William S. Langston, a decorated British World War I veteran who founded a Roland Park home-improvement business and befriended British seamen stationed here during World War II, died Oct. 23 at St. Joseph Medical Center of complications from a broken hip. He was 98 and lived in Govans.

He was born in London in a working-class Cockney neighborhood and served for seven years in the King's Royal Rifle Corps and later as a driver in the horse-drawn Royal Field Artillery.


He was wounded and gassed several times and was awarded the Military Medal for gallantry in 1917. Five years later, he and his bride, the former Dorothy Cecelia Anne Wheeler, immigrated to New York City, then moved to Riderwood in Baltimore County.

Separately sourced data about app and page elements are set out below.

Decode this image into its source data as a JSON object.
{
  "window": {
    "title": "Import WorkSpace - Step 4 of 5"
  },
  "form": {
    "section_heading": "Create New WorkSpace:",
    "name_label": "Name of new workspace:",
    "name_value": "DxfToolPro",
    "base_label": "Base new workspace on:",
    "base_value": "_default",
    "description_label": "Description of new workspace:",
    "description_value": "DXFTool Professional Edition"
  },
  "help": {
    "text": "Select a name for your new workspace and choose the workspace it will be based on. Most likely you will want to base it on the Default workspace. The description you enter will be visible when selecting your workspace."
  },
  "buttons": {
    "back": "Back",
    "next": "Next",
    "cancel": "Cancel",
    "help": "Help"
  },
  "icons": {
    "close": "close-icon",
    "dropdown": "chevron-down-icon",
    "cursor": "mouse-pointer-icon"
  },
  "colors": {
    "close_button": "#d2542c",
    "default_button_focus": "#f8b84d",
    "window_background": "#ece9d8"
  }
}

Mr. Langston was a mason and carpenter and founded the Embla Park Home Improvement Co. in 1923 to work on houses in Guilford, Roland Park and Homeland. He also built the horse stables at Sagamore Farms in Baltimore County. The company now is operated by his son, William C. Langston of Parkville.


During World War II, Mr. Langston befriended thousands of British merchant seamen who came to Baltimore. He and his wife organized a British seamen's club.

In 1988, Queen Elizabeth II made Mr. Langston a member of the Order of the British Empire for helping the British merchant seamen here and for establishing an area at Lorraine Park Cemetery in Woodlawn for those who died of their war wounds.

Mr. Langston's cremated remains will be buried in that section of the cemetery.

His funeral was held Saturday.

Mrs. Langston died in 1991. Other survivors include a daughter, Rosalie Tuttle Fowler of Pasadena; nine grandchildren; and 22 great-grandchildren.

Pub Date: 10/28/96